The US government at the time hoped for the full participation of blacks in military service—it set 10% of all inductees be black. Thus, the US military was obligated to meet this quota. However, many black applicants were rejected, not because of “racism” as stated by the book, but because many could not even read the induction forms and did not know how to sign their names. The book does not mention that later during the war, black inductees, as well as whites, underwent literacy training, to boost overall literacy levels. One other potential barrier to induction for blacks is their generally poor physical health. However, physical fitness of young black males was similar to that of white males. If blacks were rejected, it was for venereal disease. Later on during the war, however, those with venereal disease were subjected to treatment, and accepted into service upon treatment completion. Thus, the government and military were more interested in producing fighting men to win the war rather than oppressing a potential pool of recruits.

The current book suggests “white racists” rejected black Americans for service, which, again, reminds readers to dig deeper into history. Some black community leaders, such as black nationalist W.E.B. Du Bois, and black separatist groups, such as the Nation of Islam, greatly admired Japan’s rapid modernization following its emergence from isolation, its victory over Russia, a white, European empire, and Japan’s proposal to abolish racial discrimination at the 1919 Paris Peace Conference. At the same time, before the attack on Pearl Harbor, Japanese agitators approached black communities for their support in Japan’s fight against western imperialists. Some black nationalist leaders, such as Mittie Maud(e) Lena Gordon of the Ethiopia Pacific Movement, called on blacks to register as conscientious objectors and stated in a letter to President Franklin Roosevelt that “nothing was to be gained by blacks fighting the white man’s wars.” While Gordon denied being “pro-Japan,” she was charged with sedition in 1942. Thus, rather than pure racism, perhaps draft boards were leery of the loyalty of some of the black candidates.
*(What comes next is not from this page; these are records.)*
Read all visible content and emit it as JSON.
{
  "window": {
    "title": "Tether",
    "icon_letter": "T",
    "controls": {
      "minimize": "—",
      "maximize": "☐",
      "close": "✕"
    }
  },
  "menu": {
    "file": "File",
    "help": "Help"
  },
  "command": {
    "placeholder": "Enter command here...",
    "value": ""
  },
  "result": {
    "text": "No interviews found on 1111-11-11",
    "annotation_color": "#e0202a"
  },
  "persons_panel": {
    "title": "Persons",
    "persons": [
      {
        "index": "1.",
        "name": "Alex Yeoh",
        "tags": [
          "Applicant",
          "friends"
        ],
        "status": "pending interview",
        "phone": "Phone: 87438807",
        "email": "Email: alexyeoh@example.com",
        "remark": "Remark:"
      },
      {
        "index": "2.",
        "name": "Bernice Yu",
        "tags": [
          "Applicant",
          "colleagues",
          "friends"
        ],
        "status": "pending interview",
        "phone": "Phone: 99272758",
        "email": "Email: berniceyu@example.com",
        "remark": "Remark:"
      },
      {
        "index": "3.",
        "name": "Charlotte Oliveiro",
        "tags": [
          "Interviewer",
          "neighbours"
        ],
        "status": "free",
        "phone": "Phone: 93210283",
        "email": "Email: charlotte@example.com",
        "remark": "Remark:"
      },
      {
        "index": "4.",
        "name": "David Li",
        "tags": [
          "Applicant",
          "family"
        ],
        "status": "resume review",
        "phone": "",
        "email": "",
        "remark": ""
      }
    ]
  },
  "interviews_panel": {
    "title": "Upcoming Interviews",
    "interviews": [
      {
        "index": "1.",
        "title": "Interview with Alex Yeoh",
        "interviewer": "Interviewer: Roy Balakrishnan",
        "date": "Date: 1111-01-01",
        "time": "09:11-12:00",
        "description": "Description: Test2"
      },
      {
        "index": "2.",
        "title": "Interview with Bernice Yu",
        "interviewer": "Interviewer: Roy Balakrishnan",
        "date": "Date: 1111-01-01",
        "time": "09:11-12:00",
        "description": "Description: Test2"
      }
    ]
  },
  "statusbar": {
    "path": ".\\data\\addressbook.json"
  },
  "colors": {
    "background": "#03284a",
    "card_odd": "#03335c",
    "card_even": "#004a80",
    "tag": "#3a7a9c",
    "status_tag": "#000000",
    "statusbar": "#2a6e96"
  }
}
The Japanese military system of comfort stations and how they were organized ad hoc by the Japanese military in forward military areas has been detailed elsewhere. Rather than sordid chambers of horror, as depicted by American elites these stations were designed to keep Japanese soldiers away from local women, to reduce criminal behavior and to reduce the risk of venereal disease. The current book missed the opportunity to describe similar arrangements—within the homeland—for US military personnel sanctioned by the US military. Hiltner describes one arrangement between officials of the city of Norfolk, Virginia and its prostitutes to business within a designated area. Prostitutes paid city taxes and were regularly examined for venereal diseases. However, the Navy pressured the city to close the area due to an “outbreak” of venereal disease among naval personnel, forcing prostitution and crime to spread throughout Norfolk. Not described in the book was Honolulu, a key American military base in the Pacific. While prostitution was not legal, prostitutes were fingerprinted and registered to work as prostitutes. From the prostitute’s $3 fee, the brothel owner received $1. More on the government or military’s regulation of prostitution in the US during World War II, with the aim of controlling crime and disease transmission, could have been mentioned in the current book. Hiltner notes that generals and admirals were more concerned with keeping personnel free of venereal disease, for the sake of combat effectiveness. Here we can see a possible dissociation between Japanese and US thinking on prostitution—Japan was concerned with regulating behavior while the US was more concerned with outward appearances. To confirm this, readers will need to read elsewhere.